## What is the Poisson Disc Process?

In many programs, we need a way to generate randomly distributed data, also known as noise. One of the most well-known random data signals is called white noise. White noise generation is very simple and performant but often leads to close clusters of points. Upon observing the generated data, these clusters can be quite noticeable and distracting.

An alternative to white noise is blue noise, a type of random data that avoids the clustering phenomenon by adding a simple constraint: any new random point must maintain a minimum distance from all other points. This prevents clusters from forming while still maintaining a random distribution. The poisson disc process is a popular algorithm used to create blue noise.

## Poisson Disc Algorithms

There are various algorithms that have been developed for creating poisson disc distributions. In this series, we’ll be looking at the following:

**Naive Dart Throwing****Scalloped Sector**(Dunbar and Humphrey)**Heirarchical Dart Throwing**(Cline, Egbert, and White)**Fast Poisson Disc Sampling**(Bridson)**Modified Bridson**(Roberts)

We’ll also take a look at using Spectral Analysis to determine the quality of the blue noise we produce.

## Naive Dart Throwing

The most basic method of generating a poisson disc distribution is known as dart throwing. A random coordinate is picked (as if you had just randomly thrown a dart at a dartboard), and then that point is compared with *all* other points on the graph to see if it maintains a certain minimum distance from them. If the new point crosses that distance threshold with any other point, it is disqualified and a new point is generated.

There are a couple of problems with this “naive” approach.

- The process will get slower and slower as more points are added
- There are plenty of points that are checked that are nowhere near our point in question
- We do not know when/if we have a
**maximal**set of points (points that completely fill the graph)

### Algorithm Inefficiency

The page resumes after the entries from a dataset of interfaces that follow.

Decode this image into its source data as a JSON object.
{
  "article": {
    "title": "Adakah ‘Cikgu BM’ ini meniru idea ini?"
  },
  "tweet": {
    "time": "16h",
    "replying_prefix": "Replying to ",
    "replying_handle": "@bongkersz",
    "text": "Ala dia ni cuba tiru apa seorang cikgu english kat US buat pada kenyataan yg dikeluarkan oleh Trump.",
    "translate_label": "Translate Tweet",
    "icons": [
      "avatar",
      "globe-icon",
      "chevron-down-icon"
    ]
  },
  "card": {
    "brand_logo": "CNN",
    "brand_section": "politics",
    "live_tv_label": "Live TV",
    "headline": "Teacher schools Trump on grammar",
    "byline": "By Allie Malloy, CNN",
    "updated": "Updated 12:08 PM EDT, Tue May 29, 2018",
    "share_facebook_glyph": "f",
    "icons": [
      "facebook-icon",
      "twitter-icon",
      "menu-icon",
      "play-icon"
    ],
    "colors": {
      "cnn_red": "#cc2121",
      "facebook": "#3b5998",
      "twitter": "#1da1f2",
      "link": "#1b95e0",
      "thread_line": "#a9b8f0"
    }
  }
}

The issue of slowness is a fundamental flaw of this algorithm. In Big O notation, this algorithm has a running time of O(n²). That means that as the number of points increases, the worst-case time to run the algorithm increases exponentially.

One of the major causes of this inefficiency is that the algorithm has to compare our new point to every single point that exists so far, even if they’re nowhere nearby. Visually, we can clearly see which points are close enough to be of concern. The dart-throwing algorithm, though, only has a list of all points that exist. It would need some sort of secondary data structure to keep track of point locations relative to each other, rather than just the order they happened to be created.

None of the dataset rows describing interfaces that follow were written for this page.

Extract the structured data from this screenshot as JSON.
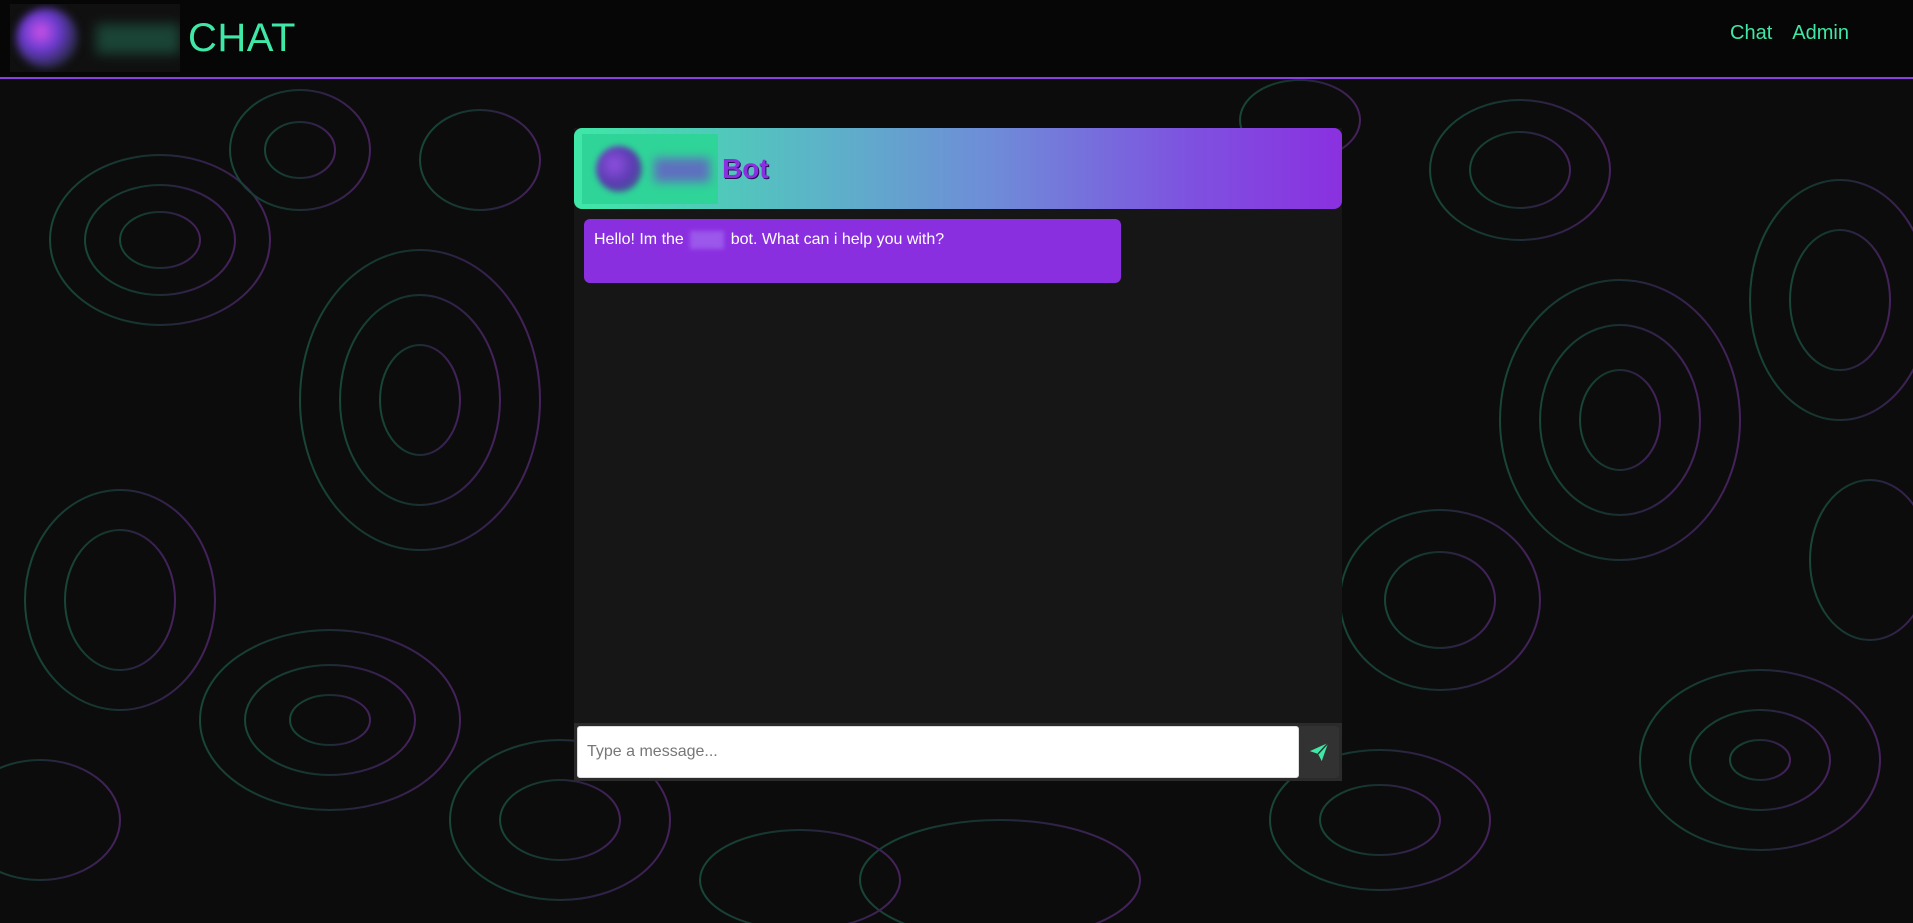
{
  "header": {
    "brand_title": "CHAT",
    "nav": [
      {
        "label": "Chat"
      },
      {
        "label": "Admin"
      }
    ]
  },
  "chat": {
    "bot_title": "Bot",
    "messages": [
      {
        "sender": "bot",
        "text_before": "Hello! Im the",
        "text_after": "bot. What can i help you with?"
      }
    ],
    "input": {
      "placeholder": "Type a message...",
      "value": ""
    },
    "send_icon": "paper-plane-icon"
  },
  "colors": {
    "accent_green": "#3fe8a6",
    "accent_purple": "#8a2fe0",
    "header_border": "#8a3fe6",
    "background": "#0c0c0c",
    "chat_background": "#161616"
  }
}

Another issue is that new points are created entirely at random. If there were a way to keep track of any empty space available, we could limit our point creation to those areas.

### Algorithm Convergence

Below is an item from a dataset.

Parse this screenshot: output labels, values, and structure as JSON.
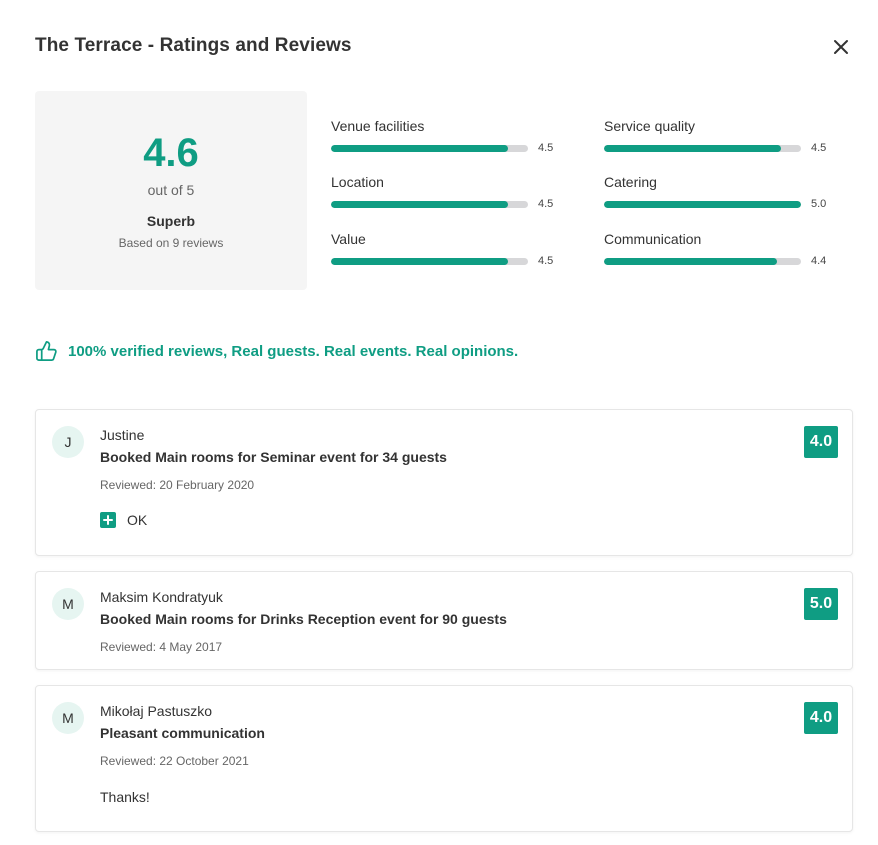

With dart throwing, there isn’t a clean-cut way to know if our data set is full and without gaps, but we can try to approximate. In order to approach a maximal set of data points with dart throwing, we can set an **error threshold**.

We let the algorithm try to create new random data points. Each time it fails, it will count the number of consecutive errors that have occurred. If we successfully place a new point, we’ll reset our error count. But if the number of consecutive errors reaches the threshold, the algorithm will stop execution.

A low threshold will leave more gaps in our graph but will execute more quickly. The higher we raise our threshold, the closer we come to a maximal data set, but at the cost of execution time.

Feel free to edit the parameters for the following dart throwing implementation and see how the data generation changes. The error threshold bar at the bottom of the field will show how close the algorithm is to meeting the error limit and ending execution.

## Conclusion

The naive dart throwing algorithm for generating blue noise is a good first step for understanding blue noise generation, but due to its potential for long execution time, especially with large data sets, it would be a good idea to use one of the newer, more efficient algorithms that we’ll be studying.

In the next part of this series we’ll take a look at the scalloped sector algorithm, one of the earlier improvements made to this process back in 2006. I look forward to seeing you there!